We have an ESX 3.5 host here which is running RHEL4 VMs, and at the moment, we're having some issues with time drift with some database items on the VMs. Since the database is doing a lot of timestamping, and code relies on timestamps to be very accurate, we cannot afford to have much in the way of time drift in anyway.
We have the VMs configured individually with ntp.conf to point to a time server on the local network, but some time drift still occurs.
My question, is it best to enable the 'synchronise guest time with host' option, and leave ntp on the hosts turned off?
Or would it be better to just configure ntp.conf on each VM to point to the same time server as the ESX host?
Or a combination of enable 'synchronisation guest time with host', and configure ntp to point to the same time server as ESX host?
You don't want to do both. If you have a number of vm's, use the tools to sync with the host, and make sure your host is sync'ing with an ntp source. Also make sure that your hwclock is in sync with your system clock 'hwclock --systohc'
For some additional background on the topic, you may want to take a look at the following whitepaper: http://www.vmware.com/pdf/vmware_timekeeping.pdf
A large amount of the info in the document went straight over my head, but there is some really good, practical advice in it too (including information that agrees strongly with the comments posted above.)
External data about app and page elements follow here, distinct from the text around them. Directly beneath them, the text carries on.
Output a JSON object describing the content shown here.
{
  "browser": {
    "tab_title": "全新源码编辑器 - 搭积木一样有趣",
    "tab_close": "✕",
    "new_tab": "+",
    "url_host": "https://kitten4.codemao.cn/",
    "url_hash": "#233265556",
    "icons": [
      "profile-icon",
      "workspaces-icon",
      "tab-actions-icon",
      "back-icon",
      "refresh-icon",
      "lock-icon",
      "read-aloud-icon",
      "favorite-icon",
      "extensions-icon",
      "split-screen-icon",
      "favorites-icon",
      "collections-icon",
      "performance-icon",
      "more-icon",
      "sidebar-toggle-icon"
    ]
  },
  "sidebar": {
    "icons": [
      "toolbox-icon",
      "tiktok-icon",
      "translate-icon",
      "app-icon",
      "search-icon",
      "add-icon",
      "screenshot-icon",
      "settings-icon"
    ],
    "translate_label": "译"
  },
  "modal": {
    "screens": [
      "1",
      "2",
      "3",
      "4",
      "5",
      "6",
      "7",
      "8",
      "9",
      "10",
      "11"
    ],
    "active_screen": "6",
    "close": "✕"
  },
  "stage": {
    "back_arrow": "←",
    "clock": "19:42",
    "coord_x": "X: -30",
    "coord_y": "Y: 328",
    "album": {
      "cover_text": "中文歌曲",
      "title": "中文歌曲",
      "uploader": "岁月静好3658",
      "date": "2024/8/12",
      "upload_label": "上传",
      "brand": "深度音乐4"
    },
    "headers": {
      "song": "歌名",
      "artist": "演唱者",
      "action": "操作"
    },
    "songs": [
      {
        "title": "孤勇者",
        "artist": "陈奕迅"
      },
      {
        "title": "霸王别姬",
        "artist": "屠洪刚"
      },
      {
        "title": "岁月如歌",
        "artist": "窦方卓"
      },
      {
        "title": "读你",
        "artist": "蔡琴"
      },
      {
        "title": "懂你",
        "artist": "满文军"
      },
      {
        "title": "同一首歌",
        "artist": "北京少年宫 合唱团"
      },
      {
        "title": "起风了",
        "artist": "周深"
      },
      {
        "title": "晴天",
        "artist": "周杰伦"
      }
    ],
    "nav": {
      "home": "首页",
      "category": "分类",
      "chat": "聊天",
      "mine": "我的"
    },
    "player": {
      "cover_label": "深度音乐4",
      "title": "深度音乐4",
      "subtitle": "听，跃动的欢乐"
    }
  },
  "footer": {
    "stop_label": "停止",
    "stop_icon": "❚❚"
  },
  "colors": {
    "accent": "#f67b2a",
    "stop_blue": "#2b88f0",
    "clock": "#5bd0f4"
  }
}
Edit: it's worth noting that the VMware feature to synchronise VM times with the host only sets time forward, never backward. If you have a problem with the clock running too fast, you will need to make some adjustments to the kernel parameters of your VM, was described in the document above.
Message was edited by: jhanekom